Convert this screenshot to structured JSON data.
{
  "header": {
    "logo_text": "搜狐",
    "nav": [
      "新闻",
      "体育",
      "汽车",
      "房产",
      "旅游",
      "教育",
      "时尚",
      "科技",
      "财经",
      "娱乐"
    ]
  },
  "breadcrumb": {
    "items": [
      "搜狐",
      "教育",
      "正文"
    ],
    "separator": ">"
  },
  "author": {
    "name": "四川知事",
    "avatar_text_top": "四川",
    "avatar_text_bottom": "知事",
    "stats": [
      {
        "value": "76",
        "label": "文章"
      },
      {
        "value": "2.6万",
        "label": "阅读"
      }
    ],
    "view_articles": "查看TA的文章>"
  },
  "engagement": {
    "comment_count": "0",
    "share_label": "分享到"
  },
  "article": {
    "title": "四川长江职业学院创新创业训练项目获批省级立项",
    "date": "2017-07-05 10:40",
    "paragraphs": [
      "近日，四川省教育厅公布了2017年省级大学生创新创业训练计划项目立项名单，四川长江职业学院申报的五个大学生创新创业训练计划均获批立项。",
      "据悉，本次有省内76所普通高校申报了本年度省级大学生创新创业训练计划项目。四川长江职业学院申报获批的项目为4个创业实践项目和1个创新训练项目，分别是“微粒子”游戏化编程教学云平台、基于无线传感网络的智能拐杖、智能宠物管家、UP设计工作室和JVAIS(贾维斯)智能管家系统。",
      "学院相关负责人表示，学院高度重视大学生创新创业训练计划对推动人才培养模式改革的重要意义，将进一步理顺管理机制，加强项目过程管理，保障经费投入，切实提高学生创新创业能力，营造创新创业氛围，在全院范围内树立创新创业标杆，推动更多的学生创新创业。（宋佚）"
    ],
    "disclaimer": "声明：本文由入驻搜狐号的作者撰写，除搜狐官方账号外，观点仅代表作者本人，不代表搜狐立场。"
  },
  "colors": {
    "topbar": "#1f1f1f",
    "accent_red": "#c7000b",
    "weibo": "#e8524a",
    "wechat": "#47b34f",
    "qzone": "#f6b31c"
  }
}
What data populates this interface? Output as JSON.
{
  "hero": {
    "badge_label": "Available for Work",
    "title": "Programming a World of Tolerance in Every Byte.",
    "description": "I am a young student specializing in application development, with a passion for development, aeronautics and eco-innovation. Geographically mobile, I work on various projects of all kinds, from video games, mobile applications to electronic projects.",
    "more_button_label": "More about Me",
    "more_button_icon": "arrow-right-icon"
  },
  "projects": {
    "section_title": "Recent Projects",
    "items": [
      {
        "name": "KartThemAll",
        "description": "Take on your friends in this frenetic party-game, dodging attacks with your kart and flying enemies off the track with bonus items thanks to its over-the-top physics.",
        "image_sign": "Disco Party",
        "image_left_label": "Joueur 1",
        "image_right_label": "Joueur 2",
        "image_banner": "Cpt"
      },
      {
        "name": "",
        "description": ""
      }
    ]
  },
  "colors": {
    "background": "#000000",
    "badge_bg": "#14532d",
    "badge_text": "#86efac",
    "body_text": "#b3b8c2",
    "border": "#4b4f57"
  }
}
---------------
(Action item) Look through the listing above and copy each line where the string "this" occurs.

(Problem solution)
Convert this screenshot to structured JSON data.
What data populates this interface? Output as JSON.
        "description": "Take on your friends in this frenetic party-game, dodging attacks with your kart and flying enemies off the track with bonus items thanks to its over-the-top physics.",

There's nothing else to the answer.